November 11th, 2003, 12:51 PM
Sounds like this is an authentication issue. "A user account defines the actions a user can perform in Windows. On a stand-alone computer or a computer that is a member of a workgroup, a user account establishes the privileges assigned to each user. On a computer that is part of a network domain, a user must be a member of at least one group. The permissions and rights granted to a group are assigned to its members."
So create a domain or workgroup environment and you should be able to share the files with the security settings you desire.
The mentally handicaped are persecuted in this great country, and I say rightfully so! These people are NUTS!!!!
November 11th, 2003, 04:03 PM
Does your system allow anonymous logon? If not sure use the following
C:\>net use \\ipaddress\ipc$ /user: dont know your real IP address go to www.whatismyip.com
If you do not want your system allowing anonymous access: Go to start, run, type in: regedit which opens the registry editor
Then go to HKEY_LOCAL_MACHINE\System\CurrentControlSet\Control\LSA registry key and add the Restrict Anonymous registry value.
Set the value of REG_WORD to 1
Hope this helps User
November 11th, 2003, 04:06 PM
full discussion here: http://www.duxcw.com/dcforum/DCForumID2/1946.html
In 2000 go to your control panel, and click on USERS AND PASSWORDS and add your users there. On XP I imagine its in the same place, but I dont have XP so I am unsure.
On each machine you need to have:
Guest ( which you should assign a password to)
Administrator ( I would rename this to something else)
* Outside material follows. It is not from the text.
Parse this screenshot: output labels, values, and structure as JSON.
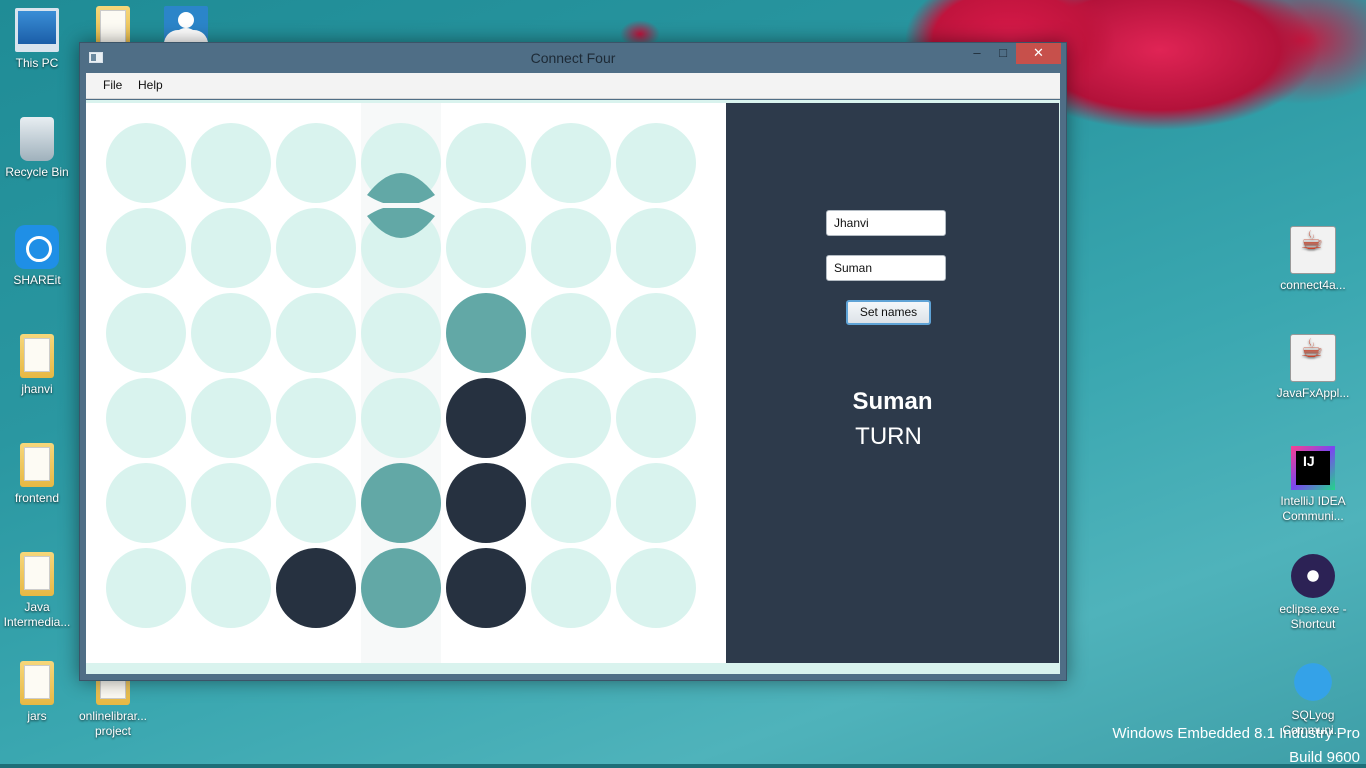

All the passwords need to be the same, and all these users need to be on each machine if all users need to get to the share, or you could selectively put certain users on certain machines and not on others, but this would allow everyone to share every share.
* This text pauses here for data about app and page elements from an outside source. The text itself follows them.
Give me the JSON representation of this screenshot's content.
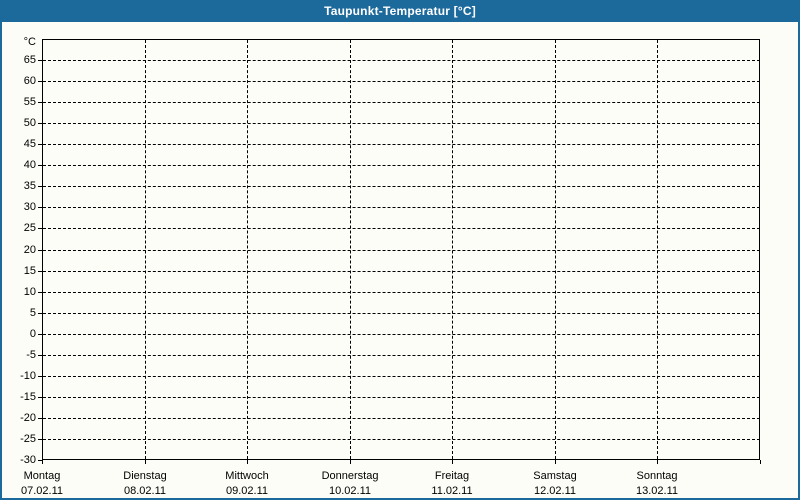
{
  "window": {
    "title": "Taupunkt-Temperatur [°C]"
  },
  "colors": {
    "titlebar_bg": "#1c699c",
    "titlebar_text": "#ffffff",
    "frame_border": "#1c699c",
    "page_bg": "#fdfdf8",
    "grid_color": "#000000",
    "text_color": "#000000"
  },
  "chart_data": {
    "type": "line",
    "title": "Taupunkt-Temperatur [°C]",
    "y_axis_unit": "°C",
    "y_ticks": [
      65,
      60,
      55,
      50,
      45,
      40,
      35,
      30,
      25,
      20,
      15,
      10,
      5,
      0,
      -5,
      -10,
      -15,
      -20,
      -25,
      -30
    ],
    "ylim": [
      -30,
      70
    ],
    "y_tick_step": 5,
    "x_categories": [
      {
        "day": "Montag",
        "date": "07.02.11"
      },
      {
        "day": "Dienstag",
        "date": "08.02.11"
      },
      {
        "day": "Mittwoch",
        "date": "09.02.11"
      },
      {
        "day": "Donnerstag",
        "date": "10.02.11"
      },
      {
        "day": "Freitag",
        "date": "11.02.11"
      },
      {
        "day": "Samstag",
        "date": "12.02.11"
      },
      {
        "day": "Sonntag",
        "date": "13.02.11"
      }
    ],
    "series": [],
    "grid": "dashed",
    "legend": "none"
  }
}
I think that answers my question. It seems as though to have user access enabled you must have the same users on both machines. That goes with what I experienced in my experiments. I think the only way to do what I want is to be a member of a domain. Thanks for the replies.
p.s. OverdueSpy, I am part of a workgroup.
November 11th, 2003, 04:55 PM
If your machine is not a member of a domain then any attempt to access the machine will result in the machine trying to authenticate against its own SAM. This means when you are prompted for a user password its looking to match it to a local account. If for instance you have 2 XP machines with an identical Admin name and Pass and your sharing is enabled you will be able to roam between the 2 at wil,l because the credentials will match the local admin account. Win98 does not support more advanced Net use features like allowing you to specify domain and user name it tries to use the logged in user and will prompt for PW. Since you are not in a domain I think using the computer name may be causing some of your problems because your probably do not have a WINS server running to resolve netbios names. Also attempting to log in as COMP\foobar is specifying that foobar is a member of the COMP domain which obviously isnt what we want. All you need is to create an account for file sharing on both machines and give that user permissions on the folders you wish to share. Then when you would like to be able to share you must first authenticate to that machine. I usually use the Start>Run> then \\COMPNAME this will try to use your credentials(who you are logged in as) first and if rejected will prompt for username and password. Once you enter the share account and its password the remote machine and its shares will become accessible to you with the share accounts credentials.
\"If computers are to become smart enough to design their own successors, initiating a process that will lead to God-like omniscience after a number of ever swifter passages from one generation of computers to the next, someone is going to have to write the software that gets the process going, and humans have given absolutely no evidence of being able to write such software.\" -Jaron Lanier